  69. ^ Cornell 1995, pp. 62–63.
  70. ^ Cornell 1995, pp. 63, 413 n. 45, citing Iliad 20.307f.
  71. ^ Cornell 1995, pp. 63–64.
  72. ^ Cornell 1995, pp. 64–65.
  73. ^ Forsythe 2005, p. 94. "Troy's unhistorical connection with Rome was maintained by inventing the Alban kings, whose reigns were made to span the chronological gap between Troy's destruction (1184/3 BC according to Eratosthenes) and Rome's foundation".
  74. ^ Cornell 1995, p. 141. "In the developed legend of the origins of Rome, the son of Aeneas founded a hereditary dynasty at Alba Longa. But this Alban dynasty was an antiquarian fiction devised for chronographic reasons".
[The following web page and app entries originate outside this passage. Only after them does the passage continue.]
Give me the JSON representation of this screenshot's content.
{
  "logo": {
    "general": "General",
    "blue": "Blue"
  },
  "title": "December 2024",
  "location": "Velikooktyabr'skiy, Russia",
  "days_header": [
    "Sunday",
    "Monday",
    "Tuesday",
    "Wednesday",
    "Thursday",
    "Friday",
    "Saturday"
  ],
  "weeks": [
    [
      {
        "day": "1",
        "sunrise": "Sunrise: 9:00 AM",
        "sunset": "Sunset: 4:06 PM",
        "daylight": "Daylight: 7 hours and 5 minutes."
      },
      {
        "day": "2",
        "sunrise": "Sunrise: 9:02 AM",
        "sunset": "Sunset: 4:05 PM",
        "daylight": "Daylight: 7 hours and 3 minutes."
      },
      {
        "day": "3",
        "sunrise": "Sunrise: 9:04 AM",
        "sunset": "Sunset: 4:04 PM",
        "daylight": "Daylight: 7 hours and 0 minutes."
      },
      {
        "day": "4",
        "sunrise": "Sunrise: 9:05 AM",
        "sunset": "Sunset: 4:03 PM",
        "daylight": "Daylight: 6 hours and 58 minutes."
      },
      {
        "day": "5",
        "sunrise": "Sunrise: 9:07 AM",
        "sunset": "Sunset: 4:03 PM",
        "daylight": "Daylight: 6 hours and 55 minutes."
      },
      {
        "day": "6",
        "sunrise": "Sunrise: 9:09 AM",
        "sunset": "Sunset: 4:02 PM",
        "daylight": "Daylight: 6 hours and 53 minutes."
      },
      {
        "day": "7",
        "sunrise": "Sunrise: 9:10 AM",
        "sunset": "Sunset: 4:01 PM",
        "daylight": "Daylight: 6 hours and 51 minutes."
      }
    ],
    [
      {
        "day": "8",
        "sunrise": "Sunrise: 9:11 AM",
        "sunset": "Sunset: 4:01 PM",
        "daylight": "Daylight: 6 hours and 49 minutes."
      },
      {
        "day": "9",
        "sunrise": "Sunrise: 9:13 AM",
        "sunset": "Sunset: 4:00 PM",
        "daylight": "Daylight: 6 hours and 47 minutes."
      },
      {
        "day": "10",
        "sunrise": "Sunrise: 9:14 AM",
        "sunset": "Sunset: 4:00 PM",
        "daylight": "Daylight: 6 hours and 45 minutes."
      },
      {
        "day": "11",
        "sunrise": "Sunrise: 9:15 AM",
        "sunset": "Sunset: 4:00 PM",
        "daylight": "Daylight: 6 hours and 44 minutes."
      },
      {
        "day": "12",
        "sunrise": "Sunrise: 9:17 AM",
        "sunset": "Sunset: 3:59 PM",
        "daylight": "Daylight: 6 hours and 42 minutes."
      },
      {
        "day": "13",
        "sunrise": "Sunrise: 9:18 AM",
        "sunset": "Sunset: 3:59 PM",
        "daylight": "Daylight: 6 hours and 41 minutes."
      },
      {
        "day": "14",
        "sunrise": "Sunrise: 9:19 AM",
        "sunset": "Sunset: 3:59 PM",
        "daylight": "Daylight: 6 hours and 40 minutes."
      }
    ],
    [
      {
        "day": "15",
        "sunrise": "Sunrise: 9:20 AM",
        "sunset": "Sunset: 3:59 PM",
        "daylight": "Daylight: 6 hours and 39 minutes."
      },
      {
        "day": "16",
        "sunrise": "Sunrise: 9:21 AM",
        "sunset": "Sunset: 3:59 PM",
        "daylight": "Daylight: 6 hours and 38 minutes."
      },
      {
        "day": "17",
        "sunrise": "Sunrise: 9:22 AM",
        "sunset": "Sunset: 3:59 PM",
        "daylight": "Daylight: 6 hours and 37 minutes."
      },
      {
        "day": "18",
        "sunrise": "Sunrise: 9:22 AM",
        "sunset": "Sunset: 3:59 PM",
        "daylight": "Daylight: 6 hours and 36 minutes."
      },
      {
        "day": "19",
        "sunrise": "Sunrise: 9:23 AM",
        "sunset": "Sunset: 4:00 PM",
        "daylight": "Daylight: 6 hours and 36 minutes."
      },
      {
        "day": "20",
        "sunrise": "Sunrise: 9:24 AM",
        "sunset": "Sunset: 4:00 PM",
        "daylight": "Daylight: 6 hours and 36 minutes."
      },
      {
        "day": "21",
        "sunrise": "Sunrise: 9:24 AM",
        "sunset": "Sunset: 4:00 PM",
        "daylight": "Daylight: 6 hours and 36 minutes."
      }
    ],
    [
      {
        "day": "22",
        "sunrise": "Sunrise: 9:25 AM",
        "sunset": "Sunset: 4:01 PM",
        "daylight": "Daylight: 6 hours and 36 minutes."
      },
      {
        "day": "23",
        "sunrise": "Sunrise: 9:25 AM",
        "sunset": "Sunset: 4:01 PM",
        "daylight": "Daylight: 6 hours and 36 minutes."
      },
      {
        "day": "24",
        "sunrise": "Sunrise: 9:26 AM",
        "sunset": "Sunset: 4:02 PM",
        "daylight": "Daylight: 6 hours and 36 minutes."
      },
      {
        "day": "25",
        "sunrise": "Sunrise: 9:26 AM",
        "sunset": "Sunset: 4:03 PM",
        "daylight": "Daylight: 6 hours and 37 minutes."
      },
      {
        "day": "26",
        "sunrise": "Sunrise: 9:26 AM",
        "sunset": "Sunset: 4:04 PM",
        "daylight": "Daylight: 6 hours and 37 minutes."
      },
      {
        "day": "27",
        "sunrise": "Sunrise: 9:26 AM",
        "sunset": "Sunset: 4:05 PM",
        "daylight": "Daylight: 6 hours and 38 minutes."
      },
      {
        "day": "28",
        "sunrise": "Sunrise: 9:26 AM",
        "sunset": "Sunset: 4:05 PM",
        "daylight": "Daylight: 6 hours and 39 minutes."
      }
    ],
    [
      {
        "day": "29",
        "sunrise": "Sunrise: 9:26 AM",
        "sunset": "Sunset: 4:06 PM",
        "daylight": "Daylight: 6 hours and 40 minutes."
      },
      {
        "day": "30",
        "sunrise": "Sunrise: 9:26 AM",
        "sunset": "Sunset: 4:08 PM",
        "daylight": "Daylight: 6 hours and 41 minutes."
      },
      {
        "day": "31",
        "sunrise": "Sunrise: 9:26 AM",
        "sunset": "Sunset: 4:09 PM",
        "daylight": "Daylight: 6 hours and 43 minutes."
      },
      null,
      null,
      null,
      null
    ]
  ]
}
  75. ^ Momigliano 1989, p. 58. "Hence [from chronological difficulties] the creation of a series of intermediate Alban kings, which the poet Naevius had not yet considered necessary, but which his contemporary Fabius Pictor admitted".
  76. ^ Lomas 2018, p. 47, citing Livy, 1.1.
  77. ^ a b c Lomas 2018, p. 47.
  78. ^ Cornell 1995, pp. 37–38.
  79. ^ Cornell 1995, p. 38; Lomas 2018, p. 47.
  80. ^ Cornell 1995, pp. 37, 39. "The legendary material [Greek myths] became a coherent body of pseudo-historical tradition and was the object of intense research".
  81. ^ Cornell 1995, p. 39, referencing also Greek claims that Persians, Indians, and Celts also were all descended from Greek gods or heroes.
  82. ^ Cornell 1995, p. 39.
  83. ^ Cornell 1995, p. 40.
  84. ^ Forsythe 2005, p. 93.
  85. ^ Cornell 1995, p. 37.
  86. ^ Cornell 1995, p. 65.
  87. ^ Forsythe 2005, pp. 93–94.
  88. ^ Miles 1995, p. 137 instead has "at least twenty-five".
  89. ^ Goldberg 1995, pp. 50–51.
  90. ^ Nilsson 1964, pp. 264–265, 272.
  91. ^ Forsythe 2005, p. 94.
  92. ^ Bickerman 1952, pp. 66–67.
  93. ^ a b Bickerman 1952, p. 67.
  94. ^ Bickerman 1952, p. 69.

Modern sources


Ancient sources